In the late 1980s, Littleton, Colo., went into a tailspin after the loss of its major employer crippled its economy. Economic developers realized the town’s remaining businesses had many strengths, however, and focused on developing those strengths as a strategy to rebuild the local economy, which has emerged more diverse — and stronger.
Jacksonville Regional Chamber of Commerce. Has established a volunteer advisory board and hosts quarterly forums for 30 to 35 CEOs of second-stage companies. A CEO peer counseling program functions independently.
Collier County. Has started a gardening program. "We can spend our limited funds on our own entrepreneurs," says Tim Cartwright of the Economic Development Council of Collier County.
Florida’s Research Coast Economic Development Commission (Indian River, Martin, Okeechobee and St. Lucie counties). Will use a $200,000 grant to create a pilot program. Michael Corbit, economic gardening coordinator, is planning "boot camps" that will offer financial, legal, HR and other expertise.
The Economic Development Corporation of Sarasota County. Plans to encourage participation in the state program and also develop its own program, says Kathy Baylis, president and CEO of the EDC.
Information: 941/309-1200 ext. 100
Broward Alliance. Is starting an economic gardening program. "My gut’s telling me it’s going to work," says Bob Swindell, senior vice president of business development at the Broward Alliance. He adds, "Businesses are in survival mode out there."
Metro Orlando Economic Development Commission. "The companies themselves define what they need," says Ray Gilley, president and CEO of the Metro Orlando Economic Development Commission, which hosted a workshop on economic gardening in June.
Statewide. Fast-growing second-stage companies that want to apply for technical assistance from the state’s economic gardening initiative should contact Tom O’Neal, associate vice president for research at the University of Central Florida, who administers the state program. The Black Business Investment Fund of Central Florida is handling the loan portion of the program.

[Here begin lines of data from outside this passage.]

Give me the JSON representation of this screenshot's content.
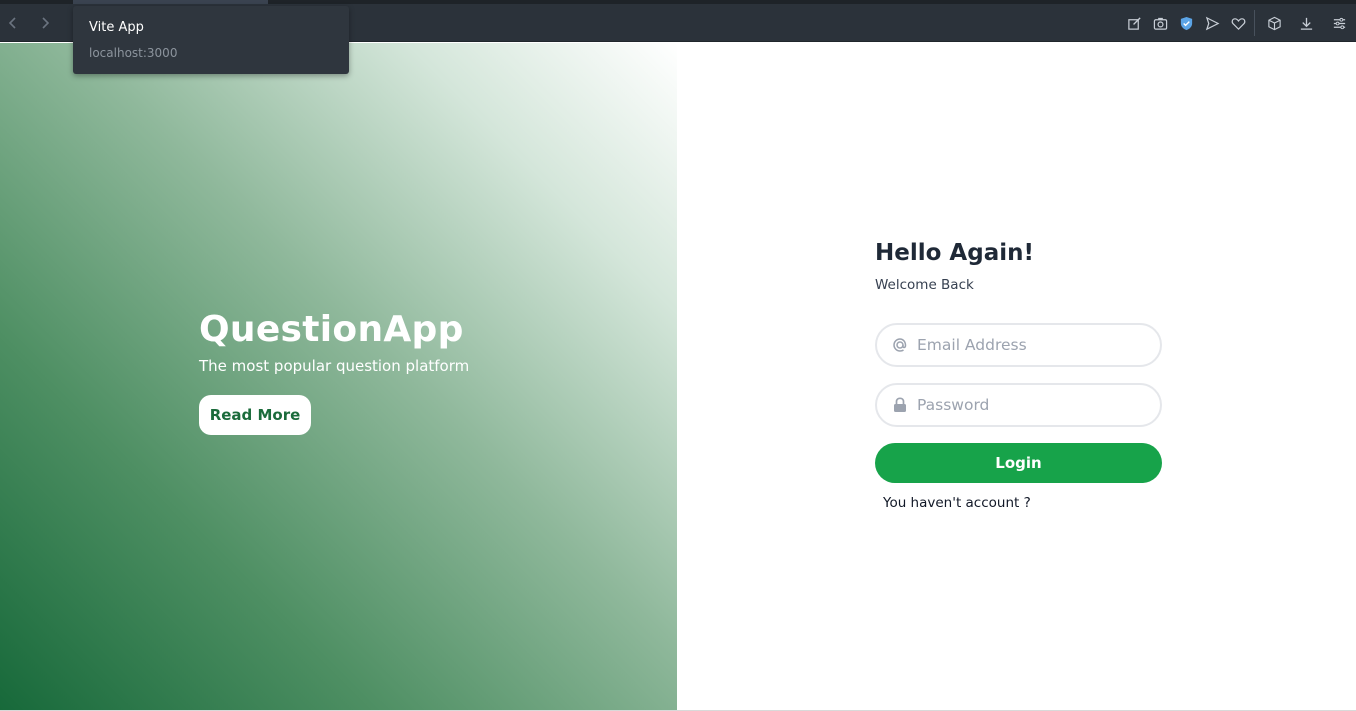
{
  "browser": {
    "tab_tooltip": {
      "title": "Vite App",
      "url": "localhost:3000"
    },
    "toolbar_icons": [
      "back-icon",
      "forward-icon",
      "edit-icon",
      "camera-icon",
      "shield-icon",
      "send-icon",
      "heart-icon",
      "cube-icon",
      "download-icon",
      "menu-icon"
    ],
    "accent_color": "#5ba4e6"
  },
  "hero": {
    "title": "QuestionApp",
    "subtitle": "The most popular question platform",
    "read_more_label": "Read More",
    "gradient_colors": [
      "#17693a",
      "#ffffff"
    ]
  },
  "login": {
    "heading": "Hello Again!",
    "subheading": "Welcome Back",
    "email_placeholder": "Email Address",
    "email_value": "",
    "password_placeholder": "Password",
    "password_value": "",
    "login_label": "Login",
    "signup_link": "You haven't account ?",
    "button_color": "#17a34a"
  }
}
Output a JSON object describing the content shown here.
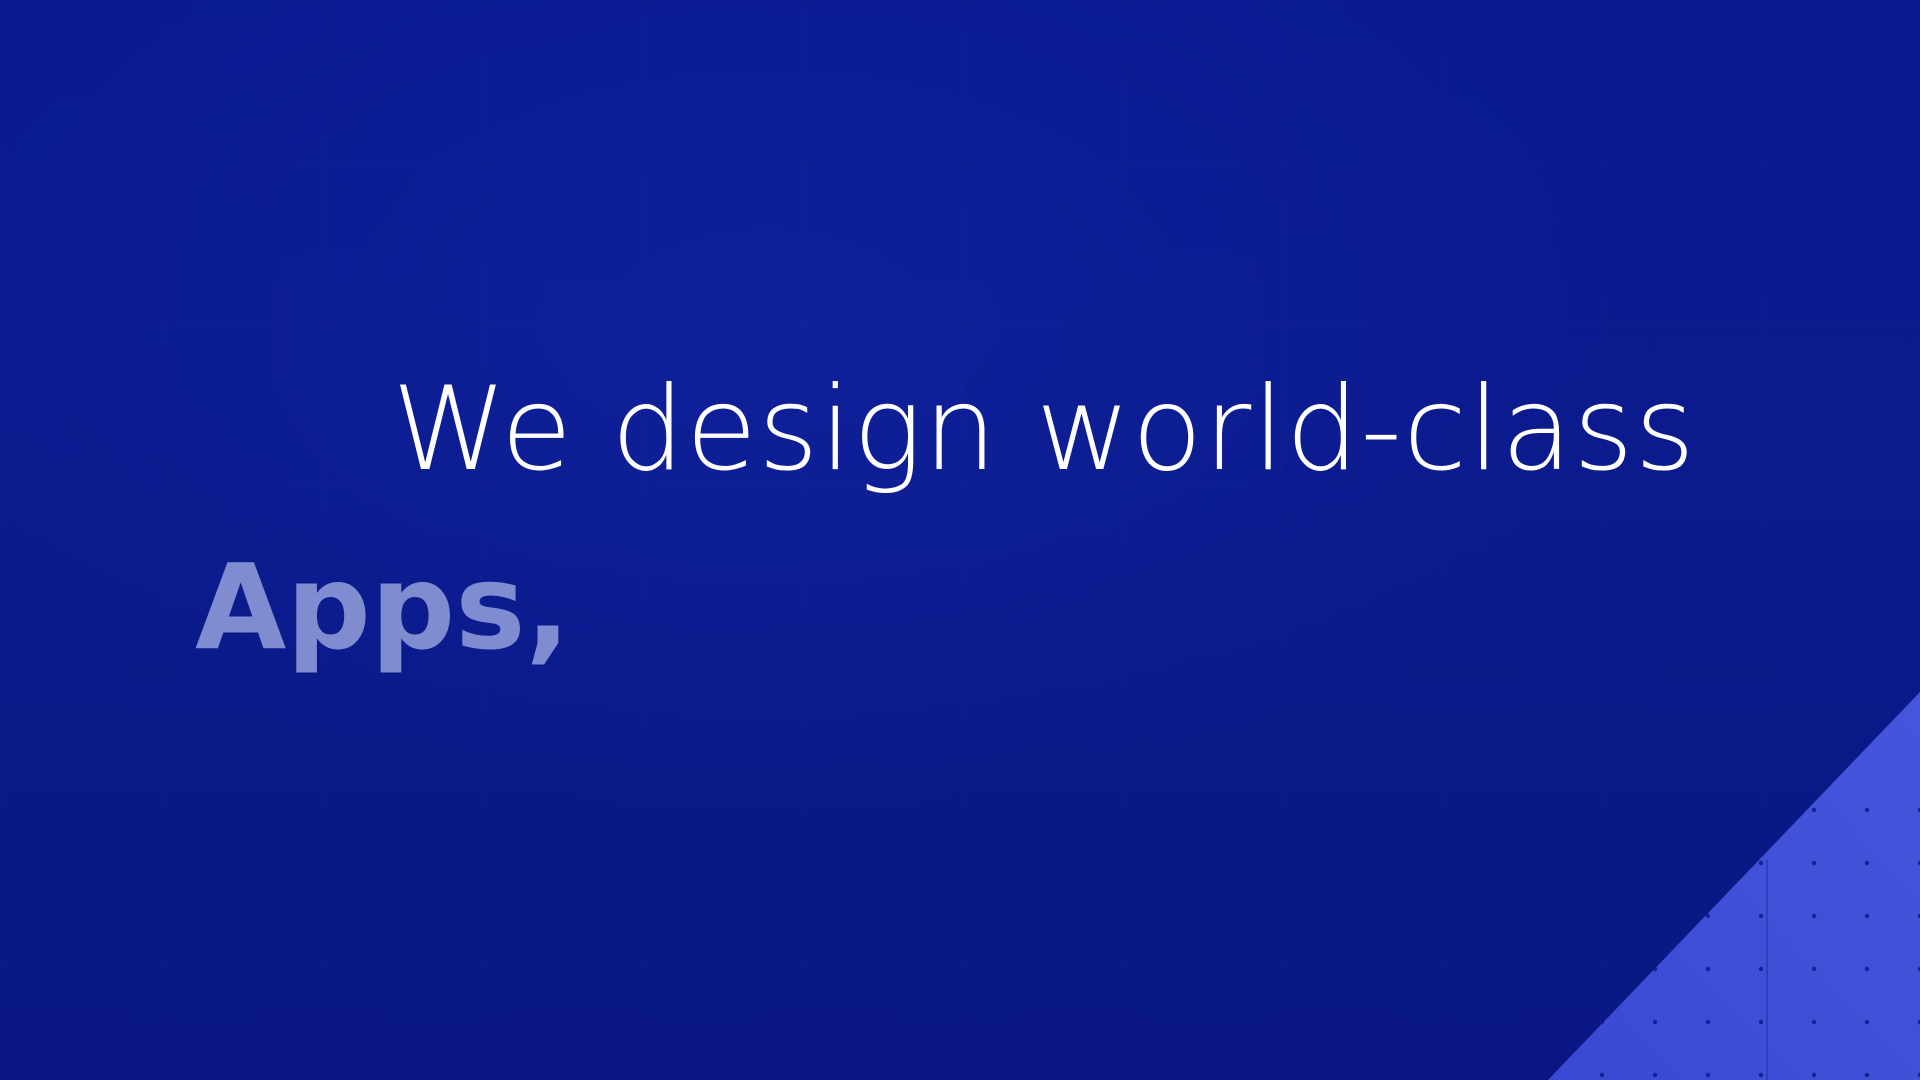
{
  "hero": {
    "headline": "We design world-class",
    "rotating_word": "Apps,"
  },
  "colors": {
    "background": "#0b1a8c",
    "headline_text": "#ffffff",
    "rotating_word_text": "#8a96d6",
    "accent_panel": "#3f4fd6",
    "accent_dots": "#0b1a8c"
  }
}
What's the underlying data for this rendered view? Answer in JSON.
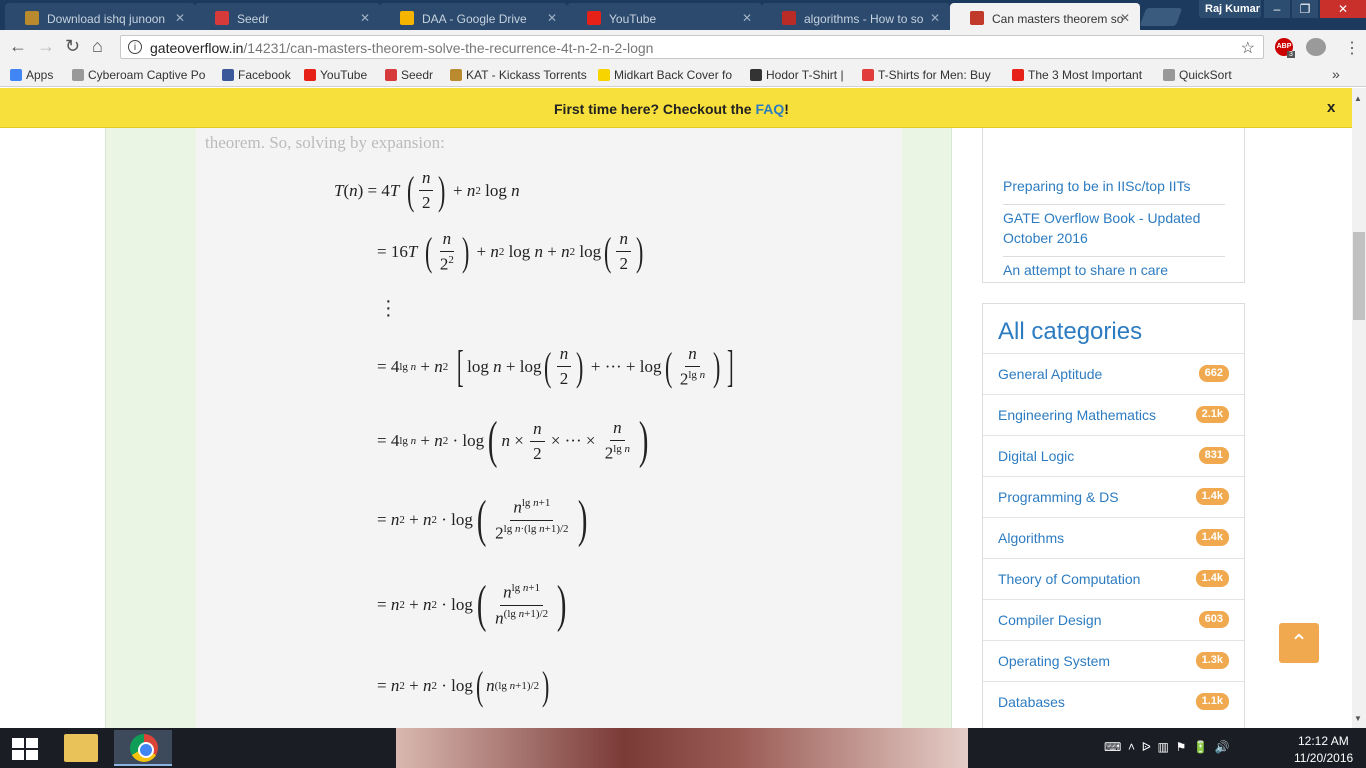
{
  "browser": {
    "tabs": [
      {
        "title": "Download ishq junoon",
        "icon": "shield-icon",
        "color": "#b98a2e"
      },
      {
        "title": "Seedr",
        "icon": "seedr-icon",
        "color": "#d63a3a"
      },
      {
        "title": "DAA - Google Drive",
        "icon": "drive-icon",
        "color": "#f4b400"
      },
      {
        "title": "YouTube",
        "icon": "youtube-icon",
        "color": "#e62117"
      },
      {
        "title": "algorithms - How to so",
        "icon": "quora-icon",
        "color": "#b92b27"
      },
      {
        "title": "Can masters theorem so",
        "icon": "gateoverflow-icon",
        "color": "#c0392b",
        "active": true
      }
    ],
    "profile": "Raj Kumar",
    "url_host": "gateoverflow.in",
    "url_path": "/14231/can-masters-theorem-solve-the-recurrence-4t-n-2-n-2-logn",
    "ext_badge": "ABP",
    "ext_count": "3",
    "bookmarks": [
      {
        "label": "Apps",
        "icon": "apps-grid-icon",
        "color": "#4285f4"
      },
      {
        "label": "Cyberoam Captive Po",
        "icon": "page-icon",
        "color": "#999999"
      },
      {
        "label": "Facebook",
        "icon": "facebook-icon",
        "color": "#3b5998"
      },
      {
        "label": "YouTube",
        "icon": "youtube-icon",
        "color": "#e62117"
      },
      {
        "label": "Seedr",
        "icon": "seedr-icon",
        "color": "#d63a3a"
      },
      {
        "label": "KAT - Kickass Torrents",
        "icon": "shield-icon",
        "color": "#b98a2e"
      },
      {
        "label": "Midkart Back Cover fo",
        "icon": "flipkart-icon",
        "color": "#f7d400"
      },
      {
        "label": "Hodor T-Shirt |",
        "icon": "tshirt-icon",
        "color": "#333333"
      },
      {
        "label": "T-Shirts for Men: Buy",
        "icon": "tshirt-icon",
        "color": "#e23b3b"
      },
      {
        "label": "The 3 Most Important",
        "icon": "youtube-icon",
        "color": "#e62117"
      },
      {
        "label": "QuickSort",
        "icon": "page-icon",
        "color": "#999999"
      }
    ]
  },
  "banner": {
    "text": "First time here? Checkout the ",
    "link": "FAQ",
    "suffix": "!",
    "close": "x"
  },
  "content": {
    "cut_text": "theorem. So, solving by expansion:",
    "equations": [
      {
        "lhs": "T(n)",
        "text": "= 4T (n/2) + n² log n"
      },
      {
        "text": "= 16T (n/2²) + n² log n + n² log(n/2)"
      },
      {
        "text": "⋮"
      },
      {
        "text": "= 4^(lg n) + n² [log n + log(n/2) + ⋯ + log(n/2^(lg n))]"
      },
      {
        "text": "= 4^(lg n) + n² · log(n × n/2 × ⋯ × n/2^(lg n))"
      },
      {
        "text": "= n² + n² · log(n^(lg n+1) / 2^(lg n·(lg n+1)/2))"
      },
      {
        "text": "= n² + n² · log(n^(lg n+1) / n^((lg n+1)/2))"
      },
      {
        "text": "= n² + n² · log(n^((lg n+1)/2))"
      }
    ]
  },
  "sidebar": {
    "recent_links": [
      "Preparing to be in IISc/top IITs",
      "GATE Overflow Book - Updated October 2016",
      "An attempt to share n care"
    ],
    "categories_title": "All categories",
    "categories": [
      {
        "name": "General Aptitude",
        "count": "662"
      },
      {
        "name": "Engineering Mathematics",
        "count": "2.1k"
      },
      {
        "name": "Digital Logic",
        "count": "831"
      },
      {
        "name": "Programming & DS",
        "count": "1.4k"
      },
      {
        "name": "Algorithms",
        "count": "1.4k"
      },
      {
        "name": "Theory of Computation",
        "count": "1.4k"
      },
      {
        "name": "Compiler Design",
        "count": "603"
      },
      {
        "name": "Operating System",
        "count": "1.3k"
      },
      {
        "name": "Databases",
        "count": "1.1k"
      }
    ]
  },
  "taskbar": {
    "time": "12:12 AM",
    "date": "11/20/2016"
  }
}
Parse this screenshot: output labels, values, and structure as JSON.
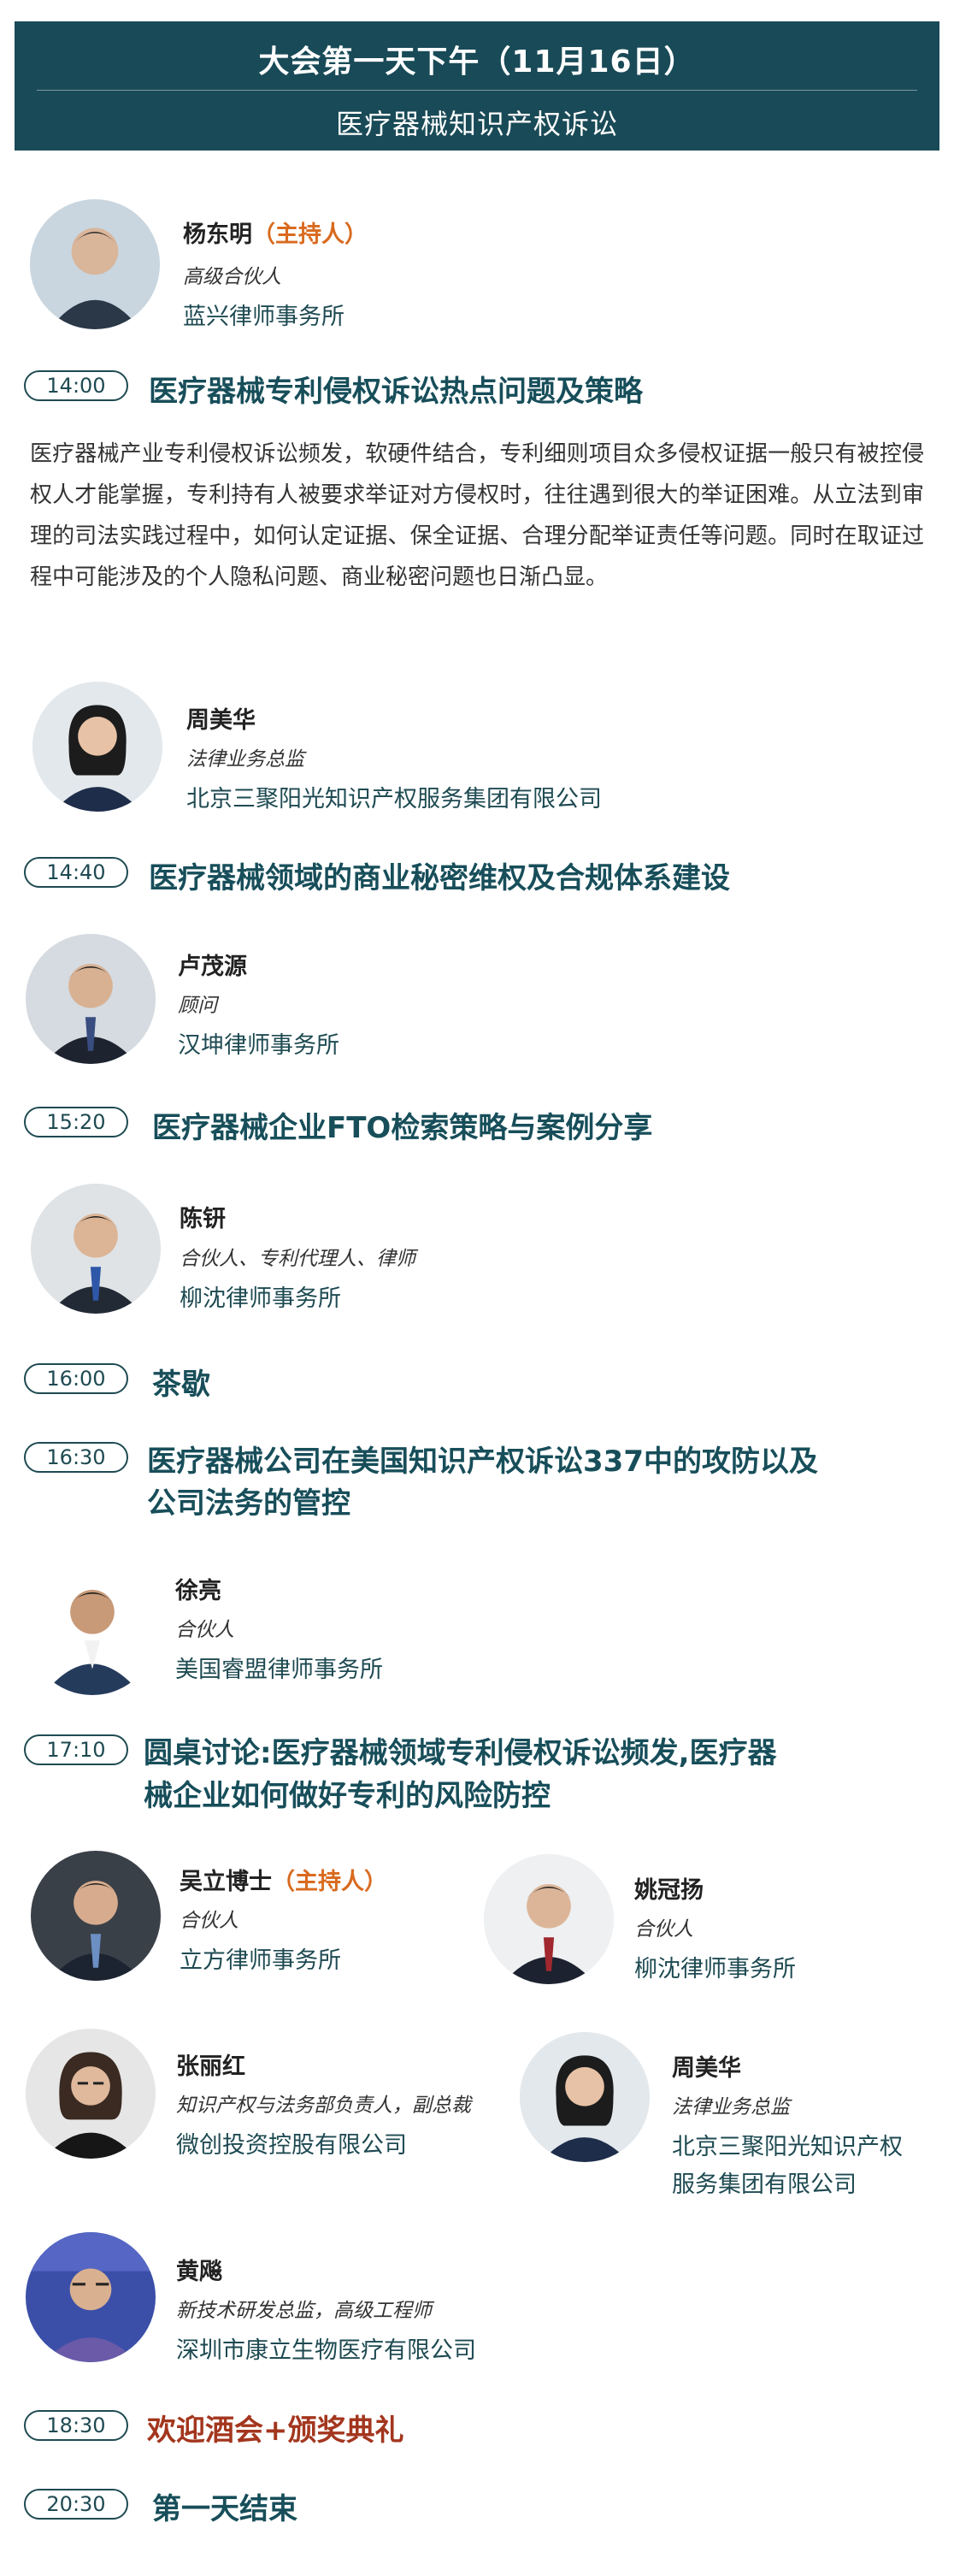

Technical assistance information: 407/882-1120 or firstname.lastname@example.org
Loan information: 407/649-4780 or bbif.com
The Edward Lowe Foundation offers conferences and training on economic gardening for local economic developers. A white paper with tips on implementing an economic gardening project is available at growinglocaleconomies.com.
Information: 800/232-5693 or edwardlowe.org